Exercise »
Count the lines below that contain the word "image" and give only the number.

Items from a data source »
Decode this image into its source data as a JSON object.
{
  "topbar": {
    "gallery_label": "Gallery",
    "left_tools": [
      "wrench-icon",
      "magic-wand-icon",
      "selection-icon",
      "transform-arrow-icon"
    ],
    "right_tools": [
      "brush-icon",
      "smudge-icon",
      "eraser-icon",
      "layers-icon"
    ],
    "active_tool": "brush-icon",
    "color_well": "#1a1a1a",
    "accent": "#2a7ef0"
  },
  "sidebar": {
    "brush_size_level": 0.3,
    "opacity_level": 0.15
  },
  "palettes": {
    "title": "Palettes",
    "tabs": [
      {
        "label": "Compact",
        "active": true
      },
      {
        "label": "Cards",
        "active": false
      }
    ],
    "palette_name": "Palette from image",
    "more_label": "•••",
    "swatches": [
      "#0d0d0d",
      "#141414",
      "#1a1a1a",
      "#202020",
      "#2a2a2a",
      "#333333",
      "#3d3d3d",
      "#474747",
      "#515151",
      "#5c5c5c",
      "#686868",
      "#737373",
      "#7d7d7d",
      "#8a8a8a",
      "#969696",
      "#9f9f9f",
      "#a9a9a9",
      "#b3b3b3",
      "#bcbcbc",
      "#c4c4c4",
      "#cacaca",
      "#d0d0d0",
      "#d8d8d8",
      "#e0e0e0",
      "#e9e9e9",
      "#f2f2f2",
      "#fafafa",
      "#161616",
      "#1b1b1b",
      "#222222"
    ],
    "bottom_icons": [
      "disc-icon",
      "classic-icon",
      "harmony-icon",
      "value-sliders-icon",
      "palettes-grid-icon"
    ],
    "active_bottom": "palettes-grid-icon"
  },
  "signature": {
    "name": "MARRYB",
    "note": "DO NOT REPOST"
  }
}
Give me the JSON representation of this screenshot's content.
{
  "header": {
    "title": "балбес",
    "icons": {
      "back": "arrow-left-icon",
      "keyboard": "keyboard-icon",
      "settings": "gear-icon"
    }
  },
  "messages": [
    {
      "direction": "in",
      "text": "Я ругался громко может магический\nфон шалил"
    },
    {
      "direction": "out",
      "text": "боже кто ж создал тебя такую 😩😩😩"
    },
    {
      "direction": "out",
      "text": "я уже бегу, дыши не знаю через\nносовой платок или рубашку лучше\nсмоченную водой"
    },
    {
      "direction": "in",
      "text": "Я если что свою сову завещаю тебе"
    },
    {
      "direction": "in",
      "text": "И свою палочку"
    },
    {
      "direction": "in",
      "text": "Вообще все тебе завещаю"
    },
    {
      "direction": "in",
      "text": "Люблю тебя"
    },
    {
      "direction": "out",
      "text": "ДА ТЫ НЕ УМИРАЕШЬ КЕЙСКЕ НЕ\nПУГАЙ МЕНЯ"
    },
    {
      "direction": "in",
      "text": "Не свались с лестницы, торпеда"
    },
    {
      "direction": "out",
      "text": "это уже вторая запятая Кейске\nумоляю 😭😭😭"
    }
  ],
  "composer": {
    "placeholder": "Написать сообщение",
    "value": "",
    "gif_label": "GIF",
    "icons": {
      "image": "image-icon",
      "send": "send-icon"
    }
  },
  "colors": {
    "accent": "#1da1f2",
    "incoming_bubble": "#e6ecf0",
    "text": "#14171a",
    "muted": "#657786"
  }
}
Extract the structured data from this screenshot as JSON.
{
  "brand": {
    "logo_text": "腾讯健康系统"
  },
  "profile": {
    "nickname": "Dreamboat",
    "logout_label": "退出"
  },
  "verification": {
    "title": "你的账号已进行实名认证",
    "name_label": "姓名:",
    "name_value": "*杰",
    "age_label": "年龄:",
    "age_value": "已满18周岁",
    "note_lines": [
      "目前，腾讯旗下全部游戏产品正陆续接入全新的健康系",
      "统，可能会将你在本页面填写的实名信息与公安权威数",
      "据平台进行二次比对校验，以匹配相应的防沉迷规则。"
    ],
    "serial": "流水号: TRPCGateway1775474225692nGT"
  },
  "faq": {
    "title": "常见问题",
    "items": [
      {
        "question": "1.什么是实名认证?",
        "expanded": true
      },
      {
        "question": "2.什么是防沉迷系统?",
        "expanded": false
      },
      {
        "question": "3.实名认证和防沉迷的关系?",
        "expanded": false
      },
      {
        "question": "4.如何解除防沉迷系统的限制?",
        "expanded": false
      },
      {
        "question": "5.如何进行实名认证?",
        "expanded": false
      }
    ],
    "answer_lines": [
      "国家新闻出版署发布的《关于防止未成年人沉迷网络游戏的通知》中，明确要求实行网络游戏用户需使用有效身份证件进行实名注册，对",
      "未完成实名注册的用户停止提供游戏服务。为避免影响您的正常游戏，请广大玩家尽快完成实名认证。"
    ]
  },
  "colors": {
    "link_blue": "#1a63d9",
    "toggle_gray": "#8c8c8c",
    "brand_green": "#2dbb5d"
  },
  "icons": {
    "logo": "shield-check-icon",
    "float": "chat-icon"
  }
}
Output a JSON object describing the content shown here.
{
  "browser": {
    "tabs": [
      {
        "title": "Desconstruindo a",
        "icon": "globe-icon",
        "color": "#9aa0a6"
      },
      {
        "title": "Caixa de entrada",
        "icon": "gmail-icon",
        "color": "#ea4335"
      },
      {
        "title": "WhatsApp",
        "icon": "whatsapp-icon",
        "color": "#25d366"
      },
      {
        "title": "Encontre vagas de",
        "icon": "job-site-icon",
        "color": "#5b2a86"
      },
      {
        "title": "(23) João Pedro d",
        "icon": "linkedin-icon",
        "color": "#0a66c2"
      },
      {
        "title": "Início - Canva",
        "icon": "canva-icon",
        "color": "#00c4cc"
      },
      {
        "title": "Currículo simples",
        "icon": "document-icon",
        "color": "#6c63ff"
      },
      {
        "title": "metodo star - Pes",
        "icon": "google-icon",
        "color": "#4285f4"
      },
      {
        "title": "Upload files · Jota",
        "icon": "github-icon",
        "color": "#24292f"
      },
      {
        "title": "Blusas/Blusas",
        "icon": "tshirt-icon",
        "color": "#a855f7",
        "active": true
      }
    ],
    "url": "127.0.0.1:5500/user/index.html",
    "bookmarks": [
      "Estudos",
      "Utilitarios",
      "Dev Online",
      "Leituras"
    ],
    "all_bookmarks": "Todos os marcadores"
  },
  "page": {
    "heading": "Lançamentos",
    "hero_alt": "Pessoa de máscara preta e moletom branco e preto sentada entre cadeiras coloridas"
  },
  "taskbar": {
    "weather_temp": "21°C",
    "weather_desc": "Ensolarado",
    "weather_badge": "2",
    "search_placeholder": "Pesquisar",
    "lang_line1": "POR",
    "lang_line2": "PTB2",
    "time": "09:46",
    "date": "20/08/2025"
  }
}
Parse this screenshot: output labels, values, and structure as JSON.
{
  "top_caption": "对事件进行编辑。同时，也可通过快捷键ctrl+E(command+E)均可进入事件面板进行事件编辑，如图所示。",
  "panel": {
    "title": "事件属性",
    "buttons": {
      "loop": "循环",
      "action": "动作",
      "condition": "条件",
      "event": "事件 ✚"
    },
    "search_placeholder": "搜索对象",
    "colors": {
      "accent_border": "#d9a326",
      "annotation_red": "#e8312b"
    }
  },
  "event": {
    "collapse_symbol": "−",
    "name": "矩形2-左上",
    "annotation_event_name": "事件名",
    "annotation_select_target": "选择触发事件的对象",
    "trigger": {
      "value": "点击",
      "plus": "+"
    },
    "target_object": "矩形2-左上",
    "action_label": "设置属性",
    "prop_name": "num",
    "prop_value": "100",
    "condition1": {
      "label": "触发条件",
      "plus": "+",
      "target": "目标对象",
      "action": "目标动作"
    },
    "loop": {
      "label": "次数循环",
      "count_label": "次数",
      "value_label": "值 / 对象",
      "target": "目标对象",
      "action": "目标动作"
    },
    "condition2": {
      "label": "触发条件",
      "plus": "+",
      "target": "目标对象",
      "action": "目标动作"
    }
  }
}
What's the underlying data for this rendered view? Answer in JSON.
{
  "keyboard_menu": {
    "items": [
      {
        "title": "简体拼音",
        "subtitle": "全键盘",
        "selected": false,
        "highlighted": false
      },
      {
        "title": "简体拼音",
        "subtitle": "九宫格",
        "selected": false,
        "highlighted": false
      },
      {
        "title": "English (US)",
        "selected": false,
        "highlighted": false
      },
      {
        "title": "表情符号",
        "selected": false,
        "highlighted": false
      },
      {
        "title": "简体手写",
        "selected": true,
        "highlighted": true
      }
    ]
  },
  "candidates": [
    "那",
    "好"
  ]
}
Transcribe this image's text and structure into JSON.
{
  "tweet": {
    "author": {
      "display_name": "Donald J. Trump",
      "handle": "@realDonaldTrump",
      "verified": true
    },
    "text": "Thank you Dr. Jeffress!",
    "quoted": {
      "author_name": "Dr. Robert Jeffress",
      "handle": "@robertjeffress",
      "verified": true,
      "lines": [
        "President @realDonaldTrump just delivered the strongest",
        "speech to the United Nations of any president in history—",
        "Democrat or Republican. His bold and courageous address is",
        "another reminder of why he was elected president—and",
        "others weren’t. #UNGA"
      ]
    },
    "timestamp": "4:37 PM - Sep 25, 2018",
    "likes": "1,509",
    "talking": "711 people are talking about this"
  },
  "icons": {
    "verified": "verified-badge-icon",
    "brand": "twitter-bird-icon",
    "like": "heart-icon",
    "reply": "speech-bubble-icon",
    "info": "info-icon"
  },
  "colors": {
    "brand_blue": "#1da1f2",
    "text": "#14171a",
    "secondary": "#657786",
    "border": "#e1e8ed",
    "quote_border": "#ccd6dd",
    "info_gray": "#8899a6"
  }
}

Task response »
4